Components of a general procedure description

A general procedure description model must take different concepts into consideration and make appropriate statements with regard to these concepts.

Structure: The structure model describes the basic elements that are part of a procedure description and places these elements into conceptual relationships. The main elements of this model are e.g. steps, transitions or actions.

Abstraction and Allocation: This model provides a basis for managing and maintaining procedures during the entire use phase including the first draft, the subsequent engineering and the operational running. With regard to procedures there are multiple variations of how they can be systematically specialized from generic and abstract descriptions and then realized operationally. The abstraction- and allocation model describes the required steps and stages of concretization. In some cases, the specifications are not made until runtime. During runtime, only structurally consistent transformations shall be permitted.

Actions and Activities: The action- and activity model describes the integration of the procedure system into the environment. Procedures actively influence the target system. The central aspect with regard to this model is an understanding of the concept action request as a specialized service. Actions are technologically timeless procedures, while activities have a specific duration.

Hierarchy- and Networking: The simple base pattern of an operational structure is a terminating linear chain. In many cases though, operational structures are more complicated. They typically contain branches, macro steps, hierarchical sub-chains and other constituents. The hierarchy- and networking model describes the patterns and rules for designing these interconnected operational structures.

Execution Control: A procedure does not only include the fully automated sequence that applies to normal operations, since procedure sequences can also be controlled semi-automatically or manually. However, the procedure control must react to disturbances and interruptions according to a standardized pattern.
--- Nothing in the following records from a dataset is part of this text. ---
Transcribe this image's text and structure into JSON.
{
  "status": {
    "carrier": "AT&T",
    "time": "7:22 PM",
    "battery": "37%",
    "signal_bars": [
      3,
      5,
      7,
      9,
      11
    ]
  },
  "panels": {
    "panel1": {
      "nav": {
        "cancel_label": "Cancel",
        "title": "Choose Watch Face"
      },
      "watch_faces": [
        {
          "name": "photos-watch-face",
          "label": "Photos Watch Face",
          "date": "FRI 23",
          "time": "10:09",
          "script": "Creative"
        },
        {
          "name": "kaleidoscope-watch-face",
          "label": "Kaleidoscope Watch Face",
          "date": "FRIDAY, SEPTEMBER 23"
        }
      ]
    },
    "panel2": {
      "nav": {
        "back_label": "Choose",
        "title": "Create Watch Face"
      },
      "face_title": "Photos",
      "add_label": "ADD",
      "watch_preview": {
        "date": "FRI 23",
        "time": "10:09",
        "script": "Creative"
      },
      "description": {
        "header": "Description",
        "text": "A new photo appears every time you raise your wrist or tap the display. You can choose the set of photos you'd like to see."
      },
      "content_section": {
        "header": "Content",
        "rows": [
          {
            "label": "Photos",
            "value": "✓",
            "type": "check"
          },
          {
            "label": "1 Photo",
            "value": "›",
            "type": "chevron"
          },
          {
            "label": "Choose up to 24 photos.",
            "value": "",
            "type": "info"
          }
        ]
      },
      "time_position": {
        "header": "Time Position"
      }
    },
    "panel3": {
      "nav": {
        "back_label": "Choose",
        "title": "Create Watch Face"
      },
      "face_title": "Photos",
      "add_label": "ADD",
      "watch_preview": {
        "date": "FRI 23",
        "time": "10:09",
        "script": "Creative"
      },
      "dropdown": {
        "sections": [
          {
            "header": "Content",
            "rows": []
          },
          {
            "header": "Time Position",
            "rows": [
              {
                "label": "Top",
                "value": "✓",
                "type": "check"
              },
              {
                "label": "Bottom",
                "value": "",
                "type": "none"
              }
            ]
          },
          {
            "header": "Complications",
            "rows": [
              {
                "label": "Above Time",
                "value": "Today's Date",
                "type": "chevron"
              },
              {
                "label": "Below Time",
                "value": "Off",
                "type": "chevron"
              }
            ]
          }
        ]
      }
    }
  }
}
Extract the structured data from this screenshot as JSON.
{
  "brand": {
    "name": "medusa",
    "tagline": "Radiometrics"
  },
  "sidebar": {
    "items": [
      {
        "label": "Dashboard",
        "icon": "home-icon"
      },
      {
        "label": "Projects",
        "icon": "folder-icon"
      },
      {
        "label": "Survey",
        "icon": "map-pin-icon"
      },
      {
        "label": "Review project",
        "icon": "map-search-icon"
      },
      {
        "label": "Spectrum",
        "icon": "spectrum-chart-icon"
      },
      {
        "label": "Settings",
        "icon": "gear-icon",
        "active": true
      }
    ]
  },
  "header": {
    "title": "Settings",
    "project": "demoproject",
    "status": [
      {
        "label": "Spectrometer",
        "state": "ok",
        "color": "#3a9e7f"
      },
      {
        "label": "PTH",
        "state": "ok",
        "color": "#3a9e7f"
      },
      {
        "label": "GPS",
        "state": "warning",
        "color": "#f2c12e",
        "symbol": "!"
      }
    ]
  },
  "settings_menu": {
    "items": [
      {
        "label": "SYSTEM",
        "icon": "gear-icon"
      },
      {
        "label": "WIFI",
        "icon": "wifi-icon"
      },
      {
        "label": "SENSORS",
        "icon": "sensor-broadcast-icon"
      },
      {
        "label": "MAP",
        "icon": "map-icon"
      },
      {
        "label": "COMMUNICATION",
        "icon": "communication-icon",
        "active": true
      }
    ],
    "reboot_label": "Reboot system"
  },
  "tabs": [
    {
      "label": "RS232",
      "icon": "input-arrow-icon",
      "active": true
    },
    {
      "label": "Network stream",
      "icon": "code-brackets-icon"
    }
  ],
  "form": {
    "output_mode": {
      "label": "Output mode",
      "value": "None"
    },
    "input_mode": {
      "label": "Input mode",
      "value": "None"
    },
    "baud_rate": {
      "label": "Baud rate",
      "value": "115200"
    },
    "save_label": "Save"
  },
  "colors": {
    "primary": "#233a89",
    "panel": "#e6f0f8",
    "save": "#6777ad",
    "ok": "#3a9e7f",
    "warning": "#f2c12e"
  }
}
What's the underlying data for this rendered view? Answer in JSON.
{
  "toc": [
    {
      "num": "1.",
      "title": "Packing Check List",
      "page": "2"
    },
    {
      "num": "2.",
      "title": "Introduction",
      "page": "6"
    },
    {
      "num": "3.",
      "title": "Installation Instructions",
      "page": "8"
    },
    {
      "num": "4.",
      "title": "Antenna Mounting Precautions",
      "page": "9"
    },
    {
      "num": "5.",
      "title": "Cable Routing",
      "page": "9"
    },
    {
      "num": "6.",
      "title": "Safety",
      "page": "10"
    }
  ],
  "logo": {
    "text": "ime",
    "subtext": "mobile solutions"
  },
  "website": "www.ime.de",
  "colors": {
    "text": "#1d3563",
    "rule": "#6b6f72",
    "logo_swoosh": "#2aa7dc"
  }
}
The description of these concepts is assumed by the execution control model.

Implementation: The target followed by the implementation model is the specification of a landscape of description languages that enable continuous transformations and refinements of the generic master model, the domain-specific engineering models and the programming languages of the realization systems. For flexibility reasons, the model also requires a language for the description of reconfiguration processes at runtime.

Additional Information

For additional information, please contact Andreas Schüller. The text you find on this page is a translation of sections from the following article:

Andreas Schüller, Ulrich Epple: Ein Referenzmodell zur Prozedurbeschreibung: Eine Basis für Industrie 4.0, Berlin / De Gruyter, at - Automatisierungstechnik, Band: 63, Ausgabe: 2, Seite(n): 87-98, (2015) . Weiterleitung

For further information on this topic, you may consult the following papers.

Andreas Schüller, Ulrich Epple: Ein einheitliches Prozedurbeschreibungsmodell als Basis der domänenübergreifenden Verständigung, Entwurf komplexer Automatisierungssysteme - EKA 2014 : Beschreibungsmittel, Methoden, Werkzeuge und Anwendungen ; 13. Fachtagung mit Tutorium, 14. bis 15. Mai 2014 in Magdeburg / Ulrich Jumar; Christian Diedrich (Hrsg.) Weiterleitung

Andreas Schüller, Ulrich Epple, Jürgen Elger, Andreas Müller-Martin, Ulrich Löwen: Geschäftsprozesse und technische Prozesse - Ein Ebenenmodell zur Integration, Berlin / De Gruyter, at - Automatisierungstechnik, Band: 62, Ausgabe: 9, Seite(n): 665-675 , (2014) Weiterleitung